■ **What you are asked to do**
Go through the data and retrieve each line that includes the string "time".

■ **Exercise material**
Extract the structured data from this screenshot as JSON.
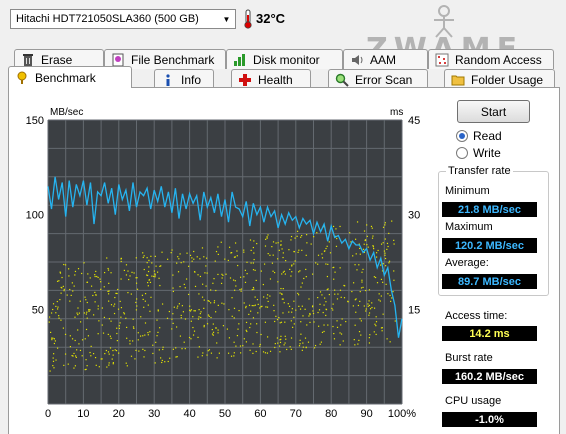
{
  "drive": {
    "name": "Hitachi HDT721050SLA360 (500 GB)"
  },
  "temperature": "32°C",
  "watermark": "ZWAME",
  "tabs_row1": [
    {
      "label": "Erase",
      "icon": "trash-icon"
    },
    {
      "label": "File Benchmark",
      "icon": "file-benchmark-icon"
    },
    {
      "label": "Disk monitor",
      "icon": "disk-monitor-icon"
    },
    {
      "label": "AAM",
      "icon": "speaker-icon"
    },
    {
      "label": "Random Access",
      "icon": "random-access-icon"
    }
  ],
  "tabs_row2": [
    {
      "label": "Benchmark",
      "icon": "benchmark-icon",
      "active": true
    },
    {
      "label": "Info",
      "icon": "info-icon"
    },
    {
      "label": "Health",
      "icon": "health-icon"
    },
    {
      "label": "Error Scan",
      "icon": "magnifier-icon"
    },
    {
      "label": "Folder Usage",
      "icon": "folder-icon"
    }
  ],
  "controls": {
    "start_label": "Start",
    "read_label": "Read",
    "write_label": "Write",
    "mode": "Read"
  },
  "stats": {
    "transfer_title": "Transfer rate",
    "minimum_label": "Minimum",
    "minimum_value": "21.8 MB/sec",
    "maximum_label": "Maximum",
    "maximum_value": "120.2 MB/sec",
    "average_label": "Average:",
    "average_value": "89.7 MB/sec",
    "access_label": "Access time:",
    "access_value": "14.2 ms",
    "burst_label": "Burst rate",
    "burst_value": "160.2 MB/sec",
    "cpu_label": "CPU usage",
    "cpu_value": "-1.0%"
  },
  "colors": {
    "transfer_line": "#26b4f0",
    "access_dots": "#e6e600",
    "plot_bg": "#3b3f43",
    "grid": "#646a70"
  },
  "chart_data": {
    "type": "line",
    "left_axis_label": "MB/sec",
    "right_axis_label": "ms",
    "left_ticks": [
      150,
      100,
      50
    ],
    "right_ticks": [
      45,
      30,
      15
    ],
    "x_ticks": [
      "0",
      "10",
      "20",
      "30",
      "40",
      "50",
      "60",
      "70",
      "80",
      "90",
      "100%"
    ],
    "xlim": [
      0,
      100
    ],
    "ylim_left": [
      0,
      150
    ],
    "ylim_right": [
      0,
      45
    ],
    "grid": true,
    "series": [
      {
        "name": "Transfer rate",
        "axis": "left",
        "x": [
          0,
          1,
          2,
          3,
          4,
          5,
          6,
          7,
          8,
          9,
          10,
          11,
          12,
          13,
          14,
          15,
          16,
          17,
          18,
          19,
          20,
          21,
          22,
          23,
          24,
          25,
          26,
          27,
          28,
          29,
          30,
          31,
          32,
          33,
          34,
          35,
          36,
          37,
          38,
          39,
          40,
          41,
          42,
          43,
          44,
          45,
          46,
          47,
          48,
          49,
          50,
          51,
          52,
          53,
          54,
          55,
          56,
          57,
          58,
          59,
          60,
          61,
          62,
          63,
          64,
          65,
          66,
          67,
          68,
          69,
          70,
          71,
          72,
          73,
          74,
          75,
          76,
          77,
          78,
          79,
          80,
          81,
          82,
          83,
          84,
          85,
          86,
          87,
          88,
          89,
          90,
          91,
          92,
          93,
          94,
          95,
          96,
          97,
          98,
          99,
          100
        ],
        "y": [
          115,
          103,
          120,
          108,
          117,
          99,
          118,
          104,
          116,
          110,
          118,
          105,
          117,
          95,
          112,
          110,
          117,
          106,
          114,
          100,
          116,
          108,
          113,
          102,
          117,
          104,
          112,
          110,
          114,
          103,
          113,
          107,
          115,
          104,
          112,
          101,
          114,
          98,
          111,
          103,
          111,
          106,
          110,
          97,
          112,
          104,
          109,
          101,
          111,
          99,
          108,
          96,
          112,
          104,
          103,
          99,
          107,
          94,
          106,
          100,
          104,
          96,
          104,
          99,
          102,
          93,
          100,
          95,
          101,
          97,
          99,
          93,
          98,
          95,
          97,
          90,
          96,
          91,
          95,
          86,
          94,
          88,
          89,
          85,
          87,
          82,
          86,
          84,
          84,
          80,
          82,
          76,
          80,
          72,
          77,
          68,
          72,
          60,
          52,
          35,
          45
        ]
      },
      {
        "name": "Access time",
        "axis": "right",
        "style": "scatter",
        "spread_ms": [
          5,
          22
        ],
        "mean_ms": 14.2
      }
    ]
  }
}
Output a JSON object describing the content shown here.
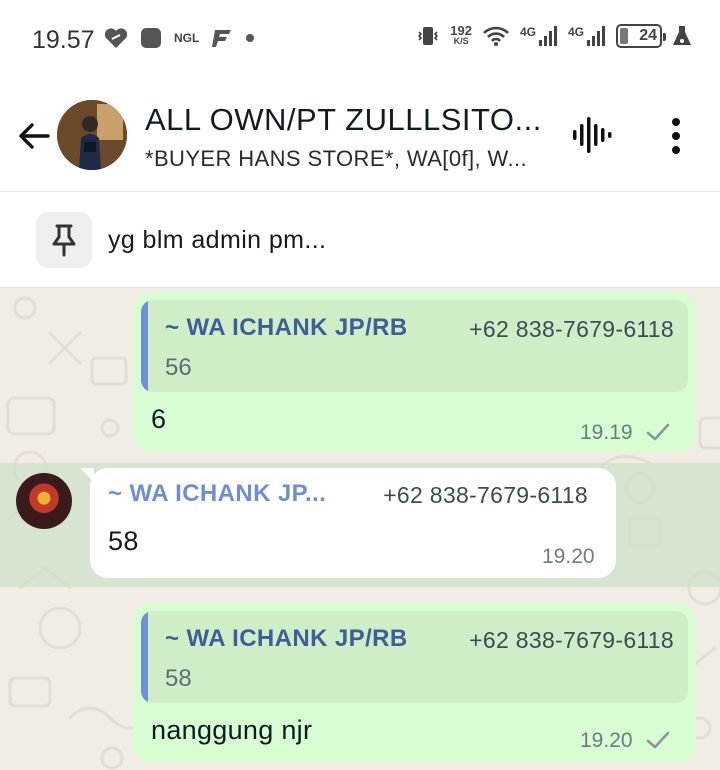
{
  "status_bar": {
    "time": "19.57",
    "left_icons": [
      "heart-badge-icon",
      "square-icon",
      "ngl-icon",
      "ff-icon",
      "dot-icon"
    ],
    "left_ngl": "NGL",
    "speed_value": "192",
    "speed_unit": "K/S",
    "network_1": "4G",
    "network_2": "4G",
    "battery_level": "24"
  },
  "header": {
    "title": "ALL OWN/PT ZULLLSITO...",
    "subtitle": "*BUYER HANS STORE*, WA[0f], W..."
  },
  "pinned": {
    "text": "yg blm admin pm..."
  },
  "messages": [
    {
      "direction": "out",
      "quote_name": "~ WA ICHANK JP/RB",
      "quote_phone": "+62 838-7679-6118",
      "quote_text": "56",
      "text": "6",
      "time": "19.19",
      "status": "sent"
    },
    {
      "direction": "in",
      "sender_name": "~ WA ICHANK JP...",
      "sender_phone": "+62 838-7679-6118",
      "text": "58",
      "time": "19.20"
    },
    {
      "direction": "out",
      "quote_name": "~ WA ICHANK JP/RB",
      "quote_phone": "+62 838-7679-6118",
      "quote_text": "58",
      "text": "nanggung njr",
      "time": "19.20",
      "status": "sent"
    }
  ],
  "colors": {
    "outgoing_bubble": "#d9fdd3",
    "incoming_bubble": "#ffffff",
    "quote_accent": "#6c8fd6",
    "chat_background": "#f1ede5"
  }
}
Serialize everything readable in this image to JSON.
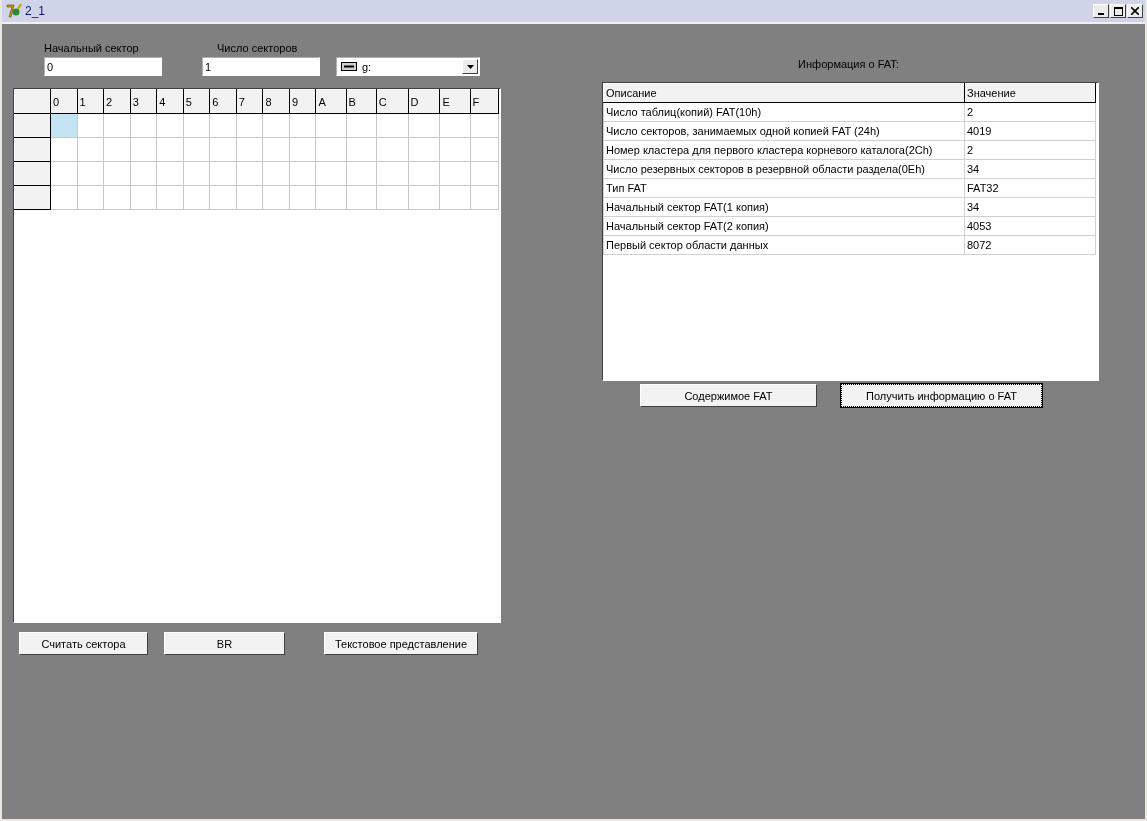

■ **Completed exercise**
    "access_label": "Access time:",
        "name": "Access time",
    "time": "19.57",
      "time": "19.19",
      "time": "19.20"
      "time": "19.20",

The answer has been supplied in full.